If the light bulbs remain in place but have blown, responsibility is less certain. Standard light bulbs may be seen as consumables and replaceable by the tenant, or may be seen as fair wear and tear and replaceable by the landlord.

Non-standard light bulbs – which may be more expensive or are tricky to fit – may be the responsibility of the landlord. If a light bulb of this kind blows, it’s likely to be treated as fair wear and tear.

 

Landlords should consider how tenants can heat and ventilate the house

Landlords don’t have to provide heating in every room, but they do have to provide a form of heating in any living room. To get advice about what is an approved form of heating please contact your local council.

You can help provide a warm comfortable home by making sure the house has enough power points for your tenants to plug in their own heaters.

Ventilation is also important. You should think about how you can make sure the tenant can ventilate the house while keeping it safe and secure. Window stays can be good for this.
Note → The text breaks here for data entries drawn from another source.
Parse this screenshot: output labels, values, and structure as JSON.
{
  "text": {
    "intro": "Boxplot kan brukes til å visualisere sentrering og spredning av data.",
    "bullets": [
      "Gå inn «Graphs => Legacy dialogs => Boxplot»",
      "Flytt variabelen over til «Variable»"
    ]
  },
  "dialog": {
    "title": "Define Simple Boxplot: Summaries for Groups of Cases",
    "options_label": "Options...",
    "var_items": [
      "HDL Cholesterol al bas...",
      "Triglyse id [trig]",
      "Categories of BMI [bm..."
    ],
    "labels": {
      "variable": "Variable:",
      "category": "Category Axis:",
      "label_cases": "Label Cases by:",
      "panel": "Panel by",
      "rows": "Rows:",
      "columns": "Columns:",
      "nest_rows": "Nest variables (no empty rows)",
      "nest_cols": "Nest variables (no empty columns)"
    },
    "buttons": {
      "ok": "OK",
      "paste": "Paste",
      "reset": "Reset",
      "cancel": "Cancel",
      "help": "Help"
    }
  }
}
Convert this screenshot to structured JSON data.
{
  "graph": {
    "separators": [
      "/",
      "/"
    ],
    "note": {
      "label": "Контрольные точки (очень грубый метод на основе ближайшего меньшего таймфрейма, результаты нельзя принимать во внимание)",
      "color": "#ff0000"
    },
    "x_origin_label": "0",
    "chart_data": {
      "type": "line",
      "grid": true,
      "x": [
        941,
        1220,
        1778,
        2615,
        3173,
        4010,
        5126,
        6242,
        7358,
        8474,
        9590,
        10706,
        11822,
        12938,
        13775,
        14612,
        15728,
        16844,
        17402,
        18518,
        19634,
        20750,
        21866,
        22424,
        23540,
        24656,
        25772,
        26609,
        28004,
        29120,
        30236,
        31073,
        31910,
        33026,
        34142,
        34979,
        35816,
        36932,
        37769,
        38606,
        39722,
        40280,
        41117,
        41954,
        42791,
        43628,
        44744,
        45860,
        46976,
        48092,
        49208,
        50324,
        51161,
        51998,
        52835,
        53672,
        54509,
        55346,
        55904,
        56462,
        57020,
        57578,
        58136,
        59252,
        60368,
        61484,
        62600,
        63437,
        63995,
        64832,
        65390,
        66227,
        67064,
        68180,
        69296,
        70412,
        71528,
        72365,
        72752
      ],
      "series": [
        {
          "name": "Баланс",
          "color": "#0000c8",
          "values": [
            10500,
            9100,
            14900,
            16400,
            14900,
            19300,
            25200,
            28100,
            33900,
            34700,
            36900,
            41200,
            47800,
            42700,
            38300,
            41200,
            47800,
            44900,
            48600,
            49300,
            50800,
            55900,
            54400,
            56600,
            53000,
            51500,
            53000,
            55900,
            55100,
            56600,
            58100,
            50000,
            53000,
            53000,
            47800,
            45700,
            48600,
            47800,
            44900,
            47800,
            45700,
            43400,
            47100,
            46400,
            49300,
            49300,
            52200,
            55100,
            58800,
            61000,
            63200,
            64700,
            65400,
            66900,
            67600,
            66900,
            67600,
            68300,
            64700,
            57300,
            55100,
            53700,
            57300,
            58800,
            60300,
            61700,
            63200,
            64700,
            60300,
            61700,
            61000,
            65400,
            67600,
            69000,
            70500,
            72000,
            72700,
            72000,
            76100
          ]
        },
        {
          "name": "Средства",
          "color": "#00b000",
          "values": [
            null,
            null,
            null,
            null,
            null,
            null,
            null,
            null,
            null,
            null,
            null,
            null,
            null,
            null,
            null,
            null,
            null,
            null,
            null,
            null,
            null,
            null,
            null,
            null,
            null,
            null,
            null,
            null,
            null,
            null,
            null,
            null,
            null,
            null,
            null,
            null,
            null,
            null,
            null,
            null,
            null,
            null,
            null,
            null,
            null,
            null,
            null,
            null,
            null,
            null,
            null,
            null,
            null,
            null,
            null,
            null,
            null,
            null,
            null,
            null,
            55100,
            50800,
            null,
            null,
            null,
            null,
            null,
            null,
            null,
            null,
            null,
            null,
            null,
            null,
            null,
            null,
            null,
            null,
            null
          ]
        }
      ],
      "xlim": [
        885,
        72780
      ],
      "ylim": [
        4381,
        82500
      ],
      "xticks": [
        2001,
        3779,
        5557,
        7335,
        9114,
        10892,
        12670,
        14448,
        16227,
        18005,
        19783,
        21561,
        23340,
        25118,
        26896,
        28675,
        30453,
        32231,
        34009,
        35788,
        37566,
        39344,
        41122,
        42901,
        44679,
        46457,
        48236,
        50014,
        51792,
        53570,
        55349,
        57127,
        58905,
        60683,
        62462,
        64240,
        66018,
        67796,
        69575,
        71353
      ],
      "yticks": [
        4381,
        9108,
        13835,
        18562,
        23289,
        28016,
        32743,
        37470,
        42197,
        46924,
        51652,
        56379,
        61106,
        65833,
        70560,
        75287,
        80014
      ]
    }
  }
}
Inadequate heating and ventilation can lead to mould growth and dampness. See our page on mould and dampness for more information on how to minimise or prevent it.

 

Landlords are responsible for maintenance

If you’re a landlord who provides heating and ventilation for your rental property, you’re responsible for maintenance. If there’s a useable fireplace, the chimney needs to be safe and regularly cleaned (check your insurance policy). It’s best to permanently block off unusable fireplaces to prevent tenants using it and to reduce draught.

Landlords are also responsible for regularly servicing ducted heating and ventilation systems.

 

Tenants cannot affix anything to the property, or renovate or make alterations or additions to the property, unless the landlord agrees. That is, the changes must agree with what’s in the tenancy agreement, or the landlord must give written consent first.

Before the tenancy ends, the tenant can remove any of their fixtures, unless this would cause irreparable damage to the premises or the agreement from the landlord was conditional upon it remaining and becoming the property of the landlord at the end of the tenancy. Fixtures are things that are fixed in position (such as garden sheds, spa pools, heat pumps, security alarms or lights, clothes lines and panel heaters).

Any fixture put up by a tenant and not removed at the end of a tenancy becomes the property of the landlord. But this doesn’t apply if a different agreement exists, or the landlord has led the tenant to believe that the tenant can remove the fixtures after the tenancy ends.

If the tenant causes damage when removing the fixtures, the tenant should tell the landlord. The landlord should then tell the tenant whether they want them to repair the damage, or negotiate compensation.